Employee rights are enshrined in law. It is up to businesses to understand that
Workers deserve a fair deal on the midday break
Ensuring the welfare and safety of workers is a key priority for the Government. Employee rights are enshrined in law and enforced with rigour. The midday break that goes into effect every summer is a good case in point. It is designed to create safe conditions for outdoor workers by imposing a prohibition on working under direct sunlight between 12.30 and 3pm every day.
Midday breaks were originally meant to last for two months when they were first introduced in 2004, before being extended in 2010 to three months. The results have been salutary. Employees have welcomed the respite from the heat, while doctors have reported a significant drop in heat exhaustion cases. It should go without saying that, as well as promoting the general well-being of society, a healthy and contented workforce also benefits employers.
But there are also cases of non-compliance, suggesting that some employers remain blind to the blindingly obvious. In 2015, 30 firms were found by the UAE Ministry of Labour to be in violation of the midday-break decree. They were each fined Dh5,000 for every employee put to work during the rest hours. The Ministry of Labour’s inspection teams carry out 60,000 field visits annually to monitor compliance with the law, about 20,000 of which are educational in nature, devoted to raising awareness among employees of their rights and the obligations of employers to them. This year, inspectors have even been equipped with smart systems to ensure compliance.

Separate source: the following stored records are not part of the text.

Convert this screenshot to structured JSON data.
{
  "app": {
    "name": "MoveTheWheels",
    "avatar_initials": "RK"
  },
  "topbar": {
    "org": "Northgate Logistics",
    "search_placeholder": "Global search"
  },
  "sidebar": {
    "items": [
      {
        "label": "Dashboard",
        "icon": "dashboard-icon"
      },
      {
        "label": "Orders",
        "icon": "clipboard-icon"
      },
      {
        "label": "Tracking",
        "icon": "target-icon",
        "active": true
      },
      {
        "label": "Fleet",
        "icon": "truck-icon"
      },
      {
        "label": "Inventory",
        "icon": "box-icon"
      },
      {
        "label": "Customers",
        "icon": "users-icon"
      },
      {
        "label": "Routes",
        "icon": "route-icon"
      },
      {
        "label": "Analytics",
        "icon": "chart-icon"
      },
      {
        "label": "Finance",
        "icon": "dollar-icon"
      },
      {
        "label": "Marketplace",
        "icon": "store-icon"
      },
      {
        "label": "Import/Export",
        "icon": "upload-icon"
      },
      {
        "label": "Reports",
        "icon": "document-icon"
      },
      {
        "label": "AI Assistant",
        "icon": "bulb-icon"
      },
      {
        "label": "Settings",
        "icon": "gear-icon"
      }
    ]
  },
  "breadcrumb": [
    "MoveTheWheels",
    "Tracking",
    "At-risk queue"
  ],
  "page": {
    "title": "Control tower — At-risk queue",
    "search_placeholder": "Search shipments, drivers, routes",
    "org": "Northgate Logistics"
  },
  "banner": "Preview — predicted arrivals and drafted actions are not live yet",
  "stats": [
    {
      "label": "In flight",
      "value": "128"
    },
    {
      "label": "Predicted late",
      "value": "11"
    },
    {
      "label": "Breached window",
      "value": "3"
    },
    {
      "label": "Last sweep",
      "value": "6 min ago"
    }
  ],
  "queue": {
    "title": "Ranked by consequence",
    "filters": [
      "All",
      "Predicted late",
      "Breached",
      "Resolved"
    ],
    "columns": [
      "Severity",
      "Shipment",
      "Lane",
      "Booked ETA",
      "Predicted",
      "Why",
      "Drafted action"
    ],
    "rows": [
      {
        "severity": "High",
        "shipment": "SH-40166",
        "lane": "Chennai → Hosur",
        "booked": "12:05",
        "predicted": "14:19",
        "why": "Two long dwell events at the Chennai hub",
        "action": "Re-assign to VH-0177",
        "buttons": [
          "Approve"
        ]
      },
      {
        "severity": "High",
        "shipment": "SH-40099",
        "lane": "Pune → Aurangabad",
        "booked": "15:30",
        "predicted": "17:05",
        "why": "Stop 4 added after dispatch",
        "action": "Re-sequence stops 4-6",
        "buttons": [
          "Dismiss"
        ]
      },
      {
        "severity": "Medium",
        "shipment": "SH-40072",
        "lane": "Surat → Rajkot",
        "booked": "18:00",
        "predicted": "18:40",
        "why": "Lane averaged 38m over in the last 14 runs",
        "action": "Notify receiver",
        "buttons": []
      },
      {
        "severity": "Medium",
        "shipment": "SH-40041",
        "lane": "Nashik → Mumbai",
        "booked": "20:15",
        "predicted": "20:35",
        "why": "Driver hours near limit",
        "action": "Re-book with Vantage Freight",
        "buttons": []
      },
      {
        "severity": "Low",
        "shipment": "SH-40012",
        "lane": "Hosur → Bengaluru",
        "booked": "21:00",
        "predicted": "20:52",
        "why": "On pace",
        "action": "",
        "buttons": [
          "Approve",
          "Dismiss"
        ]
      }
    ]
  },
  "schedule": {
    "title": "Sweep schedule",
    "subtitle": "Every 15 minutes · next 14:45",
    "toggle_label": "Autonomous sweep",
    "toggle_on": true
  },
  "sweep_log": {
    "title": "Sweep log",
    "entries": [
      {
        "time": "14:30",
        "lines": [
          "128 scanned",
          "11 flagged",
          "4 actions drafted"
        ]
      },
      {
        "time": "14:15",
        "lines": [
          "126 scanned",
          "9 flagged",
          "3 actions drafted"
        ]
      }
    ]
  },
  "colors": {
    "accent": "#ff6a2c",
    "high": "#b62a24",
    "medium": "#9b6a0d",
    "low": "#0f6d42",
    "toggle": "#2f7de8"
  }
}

Employers must step up their game – not only by obeying the letter of the law but also by upholding its spirit. Workers should not be punished for demanding the rights granted to them by the law or for questioning on-site practices. The law calls for proper facilities – including water, toilets and shelter – for workers during the midday break. Some employers have failed to provide these. The government is doing all that it can to enforce the law, but the responsibility for a fair, just and productive society is not its alone.